## TASK GOAL:
Pictures should be left out while the data beneath this task is written out word for word.

Items from a dataset:
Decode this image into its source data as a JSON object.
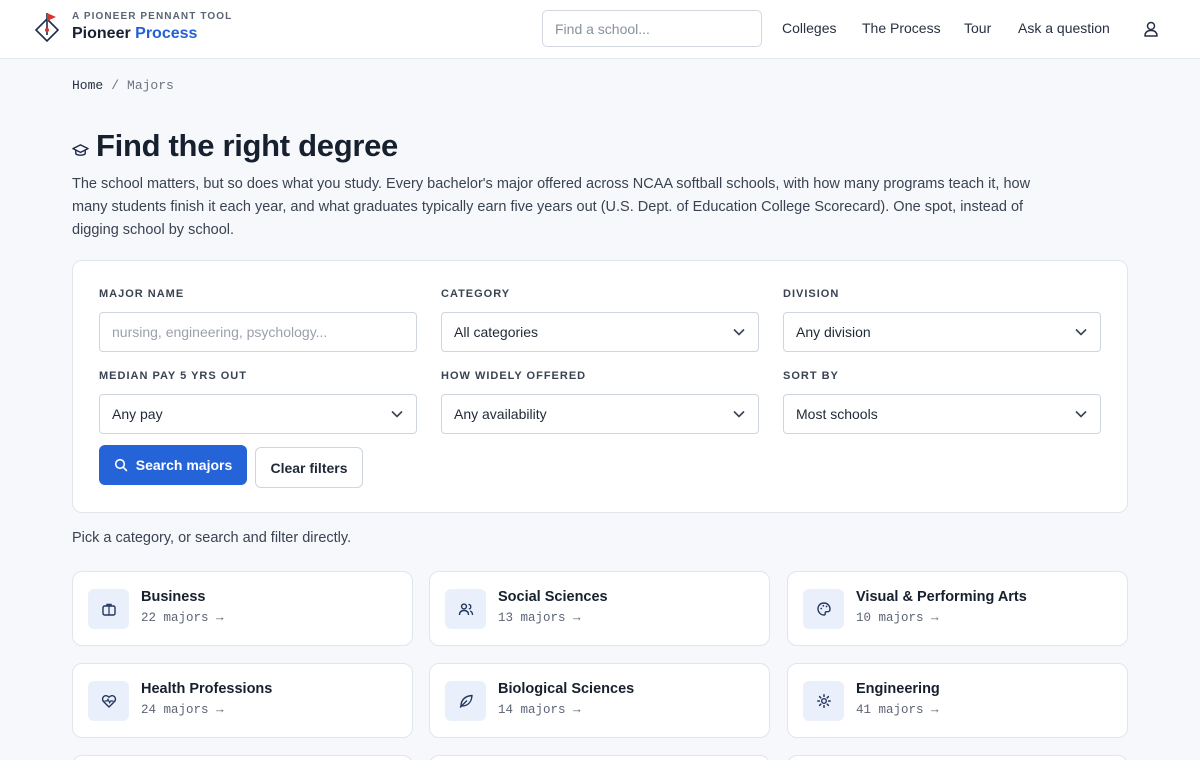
{
  "header": {
    "eyebrow": "A PIONEER PENNANT TOOL",
    "brand_main": "Pioneer",
    "brand_accent": "Process",
    "search_placeholder": "Find a school...",
    "nav": [
      "Colleges",
      "The Process",
      "Tour",
      "Ask a question"
    ],
    "user_icon": "user-icon"
  },
  "breadcrumb": {
    "home": "Home",
    "separator": "/",
    "current": "Majors"
  },
  "page": {
    "title": "Find the right degree",
    "title_icon": "graduation-cap-icon",
    "intro": "The school matters, but so does what you study. Every bachelor's major offered across NCAA softball schools, with how many programs teach it, how many students finish it each year, and what graduates typically earn five years out (U.S. Dept. of Education College Scorecard). One spot, instead of digging school by school."
  },
  "filters": {
    "major_name": {
      "label": "MAJOR NAME",
      "placeholder": "nursing, engineering, psychology..."
    },
    "category": {
      "label": "CATEGORY",
      "value": "All categories"
    },
    "division": {
      "label": "DIVISION",
      "value": "Any division"
    },
    "median_pay": {
      "label": "MEDIAN PAY 5 YRS OUT",
      "value": "Any pay"
    },
    "availability": {
      "label": "HOW WIDELY OFFERED",
      "value": "Any availability"
    },
    "sort": {
      "label": "SORT BY",
      "value": "Most schools"
    },
    "search_button": "Search majors",
    "clear_button": "Clear filters"
  },
  "pick_line": "Pick a category, or search and filter directly.",
  "categories": [
    {
      "name": "Business",
      "count": "22 majors →",
      "icon": "briefcase-icon"
    },
    {
      "name": "Social Sciences",
      "count": "13 majors →",
      "icon": "users-icon"
    },
    {
      "name": "Visual & Performing Arts",
      "count": "10 majors →",
      "icon": "palette-icon"
    },
    {
      "name": "Health Professions",
      "count": "24 majors →",
      "icon": "heart-pulse-icon"
    },
    {
      "name": "Biological Sciences",
      "count": "14 majors →",
      "icon": "leaf-icon"
    },
    {
      "name": "Engineering",
      "count": "41 majors →",
      "icon": "gear-icon"
    }
  ],
  "colors": {
    "accent": "#2563d9",
    "brand_red": "#d9352f"
  }
}
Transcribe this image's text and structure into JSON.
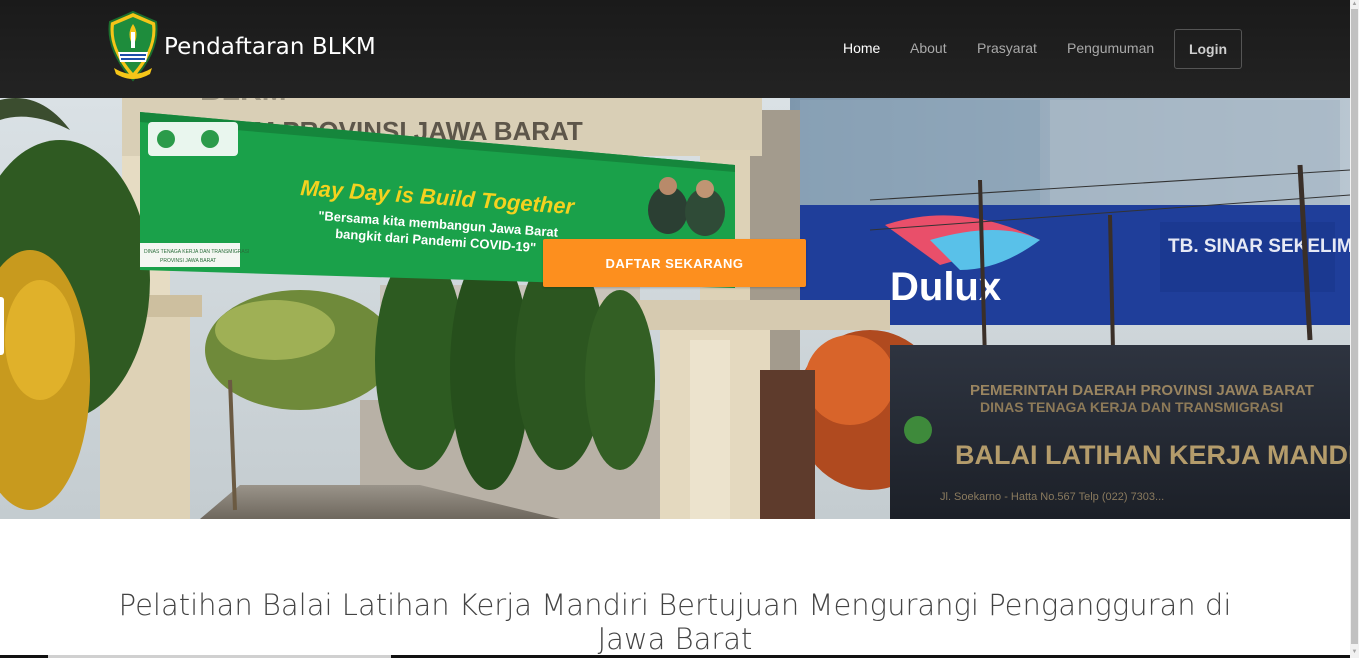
{
  "brand": {
    "name": "Pendaftaran BLKM",
    "logo_icon": "west-java-emblem-icon"
  },
  "nav": {
    "items": [
      {
        "label": "Home",
        "active": true
      },
      {
        "label": "About",
        "active": false
      },
      {
        "label": "Prasyarat",
        "active": false
      },
      {
        "label": "Pengumuman",
        "active": false
      }
    ],
    "login_label": "Login"
  },
  "hero": {
    "cta_label": "DAFTAR SEKARANG",
    "gate_sign": "BLKM PROVINSI JAWA BARAT",
    "banner_title": "May Day is Build Together",
    "banner_sub1": "\"Bersama kita membangun Jawa Barat",
    "banner_sub2": "bangkit dari Pandemi COVID-19\"",
    "banner_foot1": "DINAS TENAGA KERJA DAN TRANSMIGRASI",
    "banner_foot2": "PROVINSI JAWA BARAT",
    "store_sign": "TB. SINAR SEKELIMUS",
    "dulux": "Dulux",
    "board_line1": "PEMERINTAH DAERAH PROVINSI JAWA BARAT",
    "board_line2": "DINAS TENAGA KERJA DAN TRANSMIGRASI",
    "board_line3": "BALAI LATIHAN KERJA MANDIRI",
    "board_line4": "Jl. Soekarno - Hatta No.567 Telp (022) 7303..."
  },
  "content": {
    "headline": "Pelatihan Balai Latihan Kerja Mandiri Bertujuan Mengurangi Pengangguran di Jawa Barat"
  },
  "colors": {
    "cta": "#fd8f1e",
    "navbar": "#1f1f1f",
    "banner_green": "#1aa14a"
  }
}
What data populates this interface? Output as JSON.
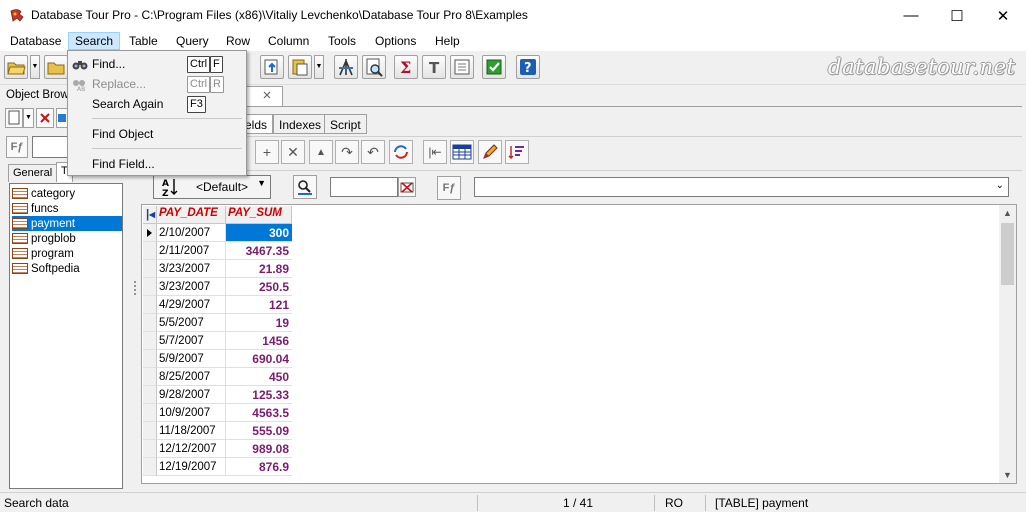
{
  "window": {
    "title": "Database Tour Pro - C:\\Program Files (x86)\\Vitaliy Levchenko\\Database Tour Pro 8\\Examples",
    "minimize": "—",
    "maximize": "☐",
    "close": "✕"
  },
  "menubar": [
    "Database",
    "Search",
    "Table",
    "Query",
    "Row",
    "Column",
    "Tools",
    "Options",
    "Help"
  ],
  "search_menu": {
    "find": {
      "label": "Find...",
      "keys": [
        "Ctrl",
        "F"
      ]
    },
    "replace": {
      "label": "Replace...",
      "keys": [
        "Ctrl",
        "R"
      ]
    },
    "search_again": {
      "label": "Search Again",
      "keys": [
        "F3"
      ]
    },
    "find_object": {
      "label": "Find Object"
    },
    "find_field": {
      "label": "Find Field..."
    }
  },
  "brand": "databasetour.net",
  "left_panel": {
    "title": "Object Brows",
    "tabs": [
      "General",
      "T"
    ],
    "filter_icon": "Fƒ",
    "tables": [
      "category",
      "funcs",
      "payment",
      "progblob",
      "program",
      "Softpedia"
    ],
    "selected": "payment"
  },
  "doc_tab": "nt",
  "sub_tabs": [
    "elds",
    "Indexes",
    "Script"
  ],
  "sort_combo": "<Default>",
  "grid": {
    "columns": [
      "PAY_DATE",
      "PAY_SUM"
    ],
    "rows": [
      [
        "2/10/2007",
        "300"
      ],
      [
        "2/11/2007",
        "3467.35"
      ],
      [
        "3/23/2007",
        "21.89"
      ],
      [
        "3/23/2007",
        "250.5"
      ],
      [
        "4/29/2007",
        "121"
      ],
      [
        "5/5/2007",
        "19"
      ],
      [
        "5/7/2007",
        "1456"
      ],
      [
        "5/9/2007",
        "690.04"
      ],
      [
        "8/25/2007",
        "450"
      ],
      [
        "9/28/2007",
        "125.33"
      ],
      [
        "10/9/2007",
        "4563.5"
      ],
      [
        "11/18/2007",
        "555.09"
      ],
      [
        "12/12/2007",
        "989.08"
      ],
      [
        "12/19/2007",
        "876.9"
      ]
    ],
    "current_row": 0
  },
  "status": {
    "message": "Search data",
    "record": "1 / 41",
    "mode": "RO",
    "object": "[TABLE] payment"
  },
  "colors": {
    "accent": "#0078d7",
    "column_header": "#d00000",
    "sum_value": "#7a1c6e"
  }
}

## EXERCISE RESULT:
Decode this image into its source data as a JSON object.
{
  "header": {
    "eyebrow": "A PIONEER PENNANT TOOL",
    "brand_main": "Pioneer",
    "brand_accent": "Process",
    "search_placeholder": "Find a school...",
    "nav": [
      "Colleges",
      "The Process",
      "Tour",
      "Ask a question"
    ],
    "user_icon": "user-icon"
  },
  "breadcrumb": {
    "home": "Home",
    "separator": "/",
    "current": "Majors"
  },
  "page": {
    "title": "Find the right degree",
    "title_icon": "graduation-cap-icon",
    "intro": "The school matters, but so does what you study. Every bachelor's major offered across NCAA softball schools, with how many programs teach it, how many students finish it each year, and what graduates typically earn five years out (U.S. Dept. of Education College Scorecard). One spot, instead of digging school by school."
  },
  "filters": {
    "major_name": {
      "label": "MAJOR NAME",
      "placeholder": "nursing, engineering, psychology..."
    },
    "category": {
      "label": "CATEGORY",
      "value": "All categories"
    },
    "division": {
      "label": "DIVISION",
      "value": "Any division"
    },
    "median_pay": {
      "label": "MEDIAN PAY 5 YRS OUT",
      "value": "Any pay"
    },
    "availability": {
      "label": "HOW WIDELY OFFERED",
      "value": "Any availability"
    },
    "sort": {
      "label": "SORT BY",
      "value": "Most schools"
    },
    "search_button": "Search majors",
    "clear_button": "Clear filters"
  },
  "pick_line": "Pick a category, or search and filter directly.",
  "categories": [
    {
      "name": "Business",
      "count": "22 majors →",
      "icon": "briefcase-icon"
    },
    {
      "name": "Social Sciences",
      "count": "13 majors →",
      "icon": "users-icon"
    },
    {
      "name": "Visual & Performing Arts",
      "count": "10 majors →",
      "icon": "palette-icon"
    },
    {
      "name": "Health Professions",
      "count": "24 majors →",
      "icon": "heart-pulse-icon"
    },
    {
      "name": "Biological Sciences",
      "count": "14 majors →",
      "icon": "leaf-icon"
    },
    {
      "name": "Engineering",
      "count": "41 majors →",
      "icon": "gear-icon"
    }
  ],
  "colors": {
    "accent": "#2563d9",
    "brand_red": "#d9352f"
  }
}
Transcribe this image's text and structure into JSON.
{
  "brand": {
    "name": "Pendaftaran BLKM",
    "logo_icon": "west-java-emblem-icon"
  },
  "nav": {
    "items": [
      {
        "label": "Home",
        "active": true
      },
      {
        "label": "About",
        "active": false
      },
      {
        "label": "Prasyarat",
        "active": false
      },
      {
        "label": "Pengumuman",
        "active": false
      }
    ],
    "login_label": "Login"
  },
  "hero": {
    "cta_label": "DAFTAR SEKARANG",
    "gate_sign": "BLKM PROVINSI JAWA BARAT",
    "banner_title": "May Day is Build Together",
    "banner_sub1": "\"Bersama kita membangun Jawa Barat",
    "banner_sub2": "bangkit dari Pandemi COVID-19\"",
    "banner_foot1": "DINAS TENAGA KERJA DAN TRANSMIGRASI",
    "banner_foot2": "PROVINSI JAWA BARAT",
    "store_sign": "TB. SINAR SEKELIMUS",
    "dulux": "Dulux",
    "board_line1": "PEMERINTAH DAERAH PROVINSI JAWA BARAT",
    "board_line2": "DINAS TENAGA KERJA DAN TRANSMIGRASI",
    "board_line3": "BALAI LATIHAN KERJA MANDIRI",
    "board_line4": "Jl. Soekarno - Hatta No.567 Telp (022) 7303..."
  },
  "content": {
    "headline": "Pelatihan Balai Latihan Kerja Mandiri Bertujuan Mengurangi Pengangguran di Jawa Barat"
  },
  "colors": {
    "cta": "#fd8f1e",
    "navbar": "#1f1f1f",
    "banner_green": "#1aa14a"
  }
}
What data populates this interface? Output as JSON.
{
  "window": {
    "title": "Database Tour Pro - C:\\Program Files (x86)\\Vitaliy Levchenko\\Database Tour Pro 8\\Examples",
    "minimize": "—",
    "maximize": "☐",
    "close": "✕"
  },
  "menubar": [
    "Database",
    "Search",
    "Table",
    "Query",
    "Row",
    "Column",
    "Tools",
    "Options",
    "Help"
  ],
  "search_menu": {
    "find": {
      "label": "Find...",
      "keys": [
        "Ctrl",
        "F"
      ]
    },
    "replace": {
      "label": "Replace...",
      "keys": [
        "Ctrl",
        "R"
      ]
    },
    "search_again": {
      "label": "Search Again",
      "keys": [
        "F3"
      ]
    },
    "find_object": {
      "label": "Find Object"
    },
    "find_field": {
      "label": "Find Field..."
    }
  },
  "brand": "databasetour.net",
  "left_panel": {
    "title": "Object Brows",
    "tabs": [
      "General",
      "T"
    ],
    "filter_icon": "Fƒ",
    "tables": [
      "category",
      "funcs",
      "payment",
      "progblob",
      "program",
      "Softpedia"
    ],
    "selected": "payment"
  },
  "doc_tab": "nt",
  "sub_tabs": [
    "elds",
    "Indexes",
    "Script"
  ],
  "sort_combo": "<Default>",
  "grid": {
    "columns": [
      "PAY_DATE",
      "PAY_SUM"
    ],
    "rows": [
      [
        "2/10/2007",
        "300"
      ],
      [
        "2/11/2007",
        "3467.35"
      ],
      [
        "3/23/2007",
        "21.89"
      ],
      [
        "3/23/2007",
        "250.5"
      ],
      [
        "4/29/2007",
        "121"
      ],
      [
        "5/5/2007",
        "19"
      ],
      [
        "5/7/2007",
        "1456"
      ],
      [
        "5/9/2007",
        "690.04"
      ],
      [
        "8/25/2007",
        "450"
      ],
      [
        "9/28/2007",
        "125.33"
      ],
      [
        "10/9/2007",
        "4563.5"
      ],
      [
        "11/18/2007",
        "555.09"
      ],
      [
        "12/12/2007",
        "989.08"
      ],
      [
        "12/19/2007",
        "876.9"
      ]
    ],
    "current_row": 0
  },
  "status": {
    "message": "Search data",
    "record": "1 / 41",
    "mode": "RO",
    "object": "[TABLE] payment"
  },
  "colors": {
    "accent": "#0078d7",
    "column_header": "#d00000",
    "sum_value": "#7a1c6e"
  }
}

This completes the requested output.